▸ **EXERCISE**
Word for word, set down the listing that appears after this line.

==============================

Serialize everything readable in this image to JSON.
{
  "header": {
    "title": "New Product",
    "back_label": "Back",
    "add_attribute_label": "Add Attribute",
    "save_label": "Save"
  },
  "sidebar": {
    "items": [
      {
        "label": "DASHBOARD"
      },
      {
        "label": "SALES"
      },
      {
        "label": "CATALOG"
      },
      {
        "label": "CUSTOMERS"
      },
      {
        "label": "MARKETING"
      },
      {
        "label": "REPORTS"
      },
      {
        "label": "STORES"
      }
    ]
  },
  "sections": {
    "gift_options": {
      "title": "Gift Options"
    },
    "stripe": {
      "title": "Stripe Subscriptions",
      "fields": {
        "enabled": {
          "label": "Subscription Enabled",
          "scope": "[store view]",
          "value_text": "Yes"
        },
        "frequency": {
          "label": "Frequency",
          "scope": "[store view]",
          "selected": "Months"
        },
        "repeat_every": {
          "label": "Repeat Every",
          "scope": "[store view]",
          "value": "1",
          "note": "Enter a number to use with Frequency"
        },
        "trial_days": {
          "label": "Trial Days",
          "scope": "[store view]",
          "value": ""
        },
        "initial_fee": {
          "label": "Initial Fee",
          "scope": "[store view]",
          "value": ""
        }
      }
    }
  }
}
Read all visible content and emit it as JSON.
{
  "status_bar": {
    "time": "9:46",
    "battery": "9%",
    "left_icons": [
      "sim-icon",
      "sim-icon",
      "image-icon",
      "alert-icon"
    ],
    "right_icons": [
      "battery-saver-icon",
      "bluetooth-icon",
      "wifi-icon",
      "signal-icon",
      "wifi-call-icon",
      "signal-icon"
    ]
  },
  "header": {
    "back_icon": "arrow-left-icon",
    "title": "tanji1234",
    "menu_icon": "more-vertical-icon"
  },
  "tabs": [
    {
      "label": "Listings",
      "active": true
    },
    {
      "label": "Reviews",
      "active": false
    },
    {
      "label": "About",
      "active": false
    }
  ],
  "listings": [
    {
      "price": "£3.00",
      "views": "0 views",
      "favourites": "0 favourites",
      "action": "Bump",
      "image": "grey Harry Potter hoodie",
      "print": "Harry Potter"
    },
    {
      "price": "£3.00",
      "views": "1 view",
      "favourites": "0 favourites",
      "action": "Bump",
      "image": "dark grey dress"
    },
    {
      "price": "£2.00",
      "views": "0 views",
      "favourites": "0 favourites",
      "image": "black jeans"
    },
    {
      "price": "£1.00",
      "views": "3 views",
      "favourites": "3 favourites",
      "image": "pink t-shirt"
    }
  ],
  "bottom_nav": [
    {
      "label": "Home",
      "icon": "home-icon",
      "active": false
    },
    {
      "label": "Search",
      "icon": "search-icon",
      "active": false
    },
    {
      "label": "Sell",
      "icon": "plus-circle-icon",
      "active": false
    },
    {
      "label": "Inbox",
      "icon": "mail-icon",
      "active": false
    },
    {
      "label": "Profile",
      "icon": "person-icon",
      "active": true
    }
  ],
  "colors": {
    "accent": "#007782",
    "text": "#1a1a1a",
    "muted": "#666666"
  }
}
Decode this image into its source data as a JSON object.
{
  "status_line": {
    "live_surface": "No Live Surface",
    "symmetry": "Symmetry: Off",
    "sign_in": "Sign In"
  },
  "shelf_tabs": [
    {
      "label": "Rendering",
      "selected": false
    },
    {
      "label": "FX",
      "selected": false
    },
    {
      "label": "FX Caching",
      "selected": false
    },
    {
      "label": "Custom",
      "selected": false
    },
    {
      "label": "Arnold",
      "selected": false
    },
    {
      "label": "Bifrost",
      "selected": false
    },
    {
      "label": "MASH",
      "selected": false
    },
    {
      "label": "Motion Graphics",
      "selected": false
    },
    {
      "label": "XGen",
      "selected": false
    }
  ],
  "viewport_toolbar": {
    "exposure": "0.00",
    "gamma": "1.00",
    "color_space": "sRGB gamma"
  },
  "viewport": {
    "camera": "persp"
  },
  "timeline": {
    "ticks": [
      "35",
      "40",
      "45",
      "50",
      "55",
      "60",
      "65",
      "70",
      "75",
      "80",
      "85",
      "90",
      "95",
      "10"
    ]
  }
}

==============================

▸ **EXERCISE SOLUTION**
Serialize everything readable in this image to JSON.
{
  "header": {
    "title": "New Product",
    "back_label": "Back",
    "add_attribute_label": "Add Attribute",
    "save_label": "Save"
  },
  "sidebar": {
    "items": [
      {
        "label": "DASHBOARD"
      },
      {
        "label": "SALES"
      },
      {
        "label": "CATALOG"
      },
      {
        "label": "CUSTOMERS"
      },
      {
        "label": "MARKETING"
      },
      {
        "label": "REPORTS"
      },
      {
        "label": "STORES"
      }
    ]
  },
  "sections": {
    "gift_options": {
      "title": "Gift Options"
    },
    "stripe": {
      "title": "Stripe Subscriptions",
      "fields": {
        "enabled": {
          "label": "Subscription Enabled",
          "scope": "[store view]",
          "value_text": "Yes"
        },
        "frequency": {
          "label": "Frequency",
          "scope": "[store view]",
          "selected": "Months"
        },
        "repeat_every": {
          "label": "Repeat Every",
          "scope": "[store view]",
          "value": "1",
          "note": "Enter a number to use with Frequency"
        },
        "trial_days": {
          "label": "Trial Days",
          "scope": "[store view]",
          "value": ""
        },
        "initial_fee": {
          "label": "Initial Fee",
          "scope": "[store view]",
          "value": ""
        }
      }
    }
  }
}
Read all visible content and emit it as JSON.
{
  "status_bar": {
    "time": "9:46",
    "battery": "9%",
    "left_icons": [
      "sim-icon",
      "sim-icon",
      "image-icon",
      "alert-icon"
    ],
    "right_icons": [
      "battery-saver-icon",
      "bluetooth-icon",
      "wifi-icon",
      "signal-icon",
      "wifi-call-icon",
      "signal-icon"
    ]
  },
  "header": {
    "back_icon": "arrow-left-icon",
    "title": "tanji1234",
    "menu_icon": "more-vertical-icon"
  },
  "tabs": [
    {
      "label": "Listings",
      "active": true
    },
    {
      "label": "Reviews",
      "active": false
    },
    {
      "label": "About",
      "active": false
    }
  ],
  "listings": [
    {
      "price": "£3.00",
      "views": "0 views",
      "favourites": "0 favourites",
      "action": "Bump",
      "image": "grey Harry Potter hoodie",
      "print": "Harry Potter"
    },
    {
      "price": "£3.00",
      "views": "1 view",
      "favourites": "0 favourites",
      "action": "Bump",
      "image": "dark grey dress"
    },
    {
      "price": "£2.00",
      "views": "0 views",
      "favourites": "0 favourites",
      "image": "black jeans"
    },
    {
      "price": "£1.00",
      "views": "3 views",
      "favourites": "3 favourites",
      "image": "pink t-shirt"
    }
  ],
  "bottom_nav": [
    {
      "label": "Home",
      "icon": "home-icon",
      "active": false
    },
    {
      "label": "Search",
      "icon": "search-icon",
      "active": false
    },
    {
      "label": "Sell",
      "icon": "plus-circle-icon",
      "active": false
    },
    {
      "label": "Inbox",
      "icon": "mail-icon",
      "active": false
    },
    {
      "label": "Profile",
      "icon": "person-icon",
      "active": true
    }
  ],
  "colors": {
    "accent": "#007782",
    "text": "#1a1a1a",
    "muted": "#666666"
  }
}
Decode this image into its source data as a JSON object.
{
  "status_line": {
    "live_surface": "No Live Surface",
    "symmetry": "Symmetry: Off",
    "sign_in": "Sign In"
  },
  "shelf_tabs": [
    {
      "label": "Rendering",
      "selected": false
    },
    {
      "label": "FX",
      "selected": false
    },
    {
      "label": "FX Caching",
      "selected": false
    },
    {
      "label": "Custom",
      "selected": false
    },
    {
      "label": "Arnold",
      "selected": false
    },
    {
      "label": "Bifrost",
      "selected": false
    },
    {
      "label": "MASH",
      "selected": false
    },
    {
      "label": "Motion Graphics",
      "selected": false
    },
    {
      "label": "XGen",
      "selected": false
    }
  ],
  "viewport_toolbar": {
    "exposure": "0.00",
    "gamma": "1.00",
    "color_space": "sRGB gamma"
  },
  "viewport": {
    "camera": "persp"
  },
  "timeline": {
    "ticks": [
      "35",
      "40",
      "45",
      "50",
      "55",
      "60",
      "65",
      "70",
      "75",
      "80",
      "85",
      "90",
      "95",
      "10"
    ]
  }
}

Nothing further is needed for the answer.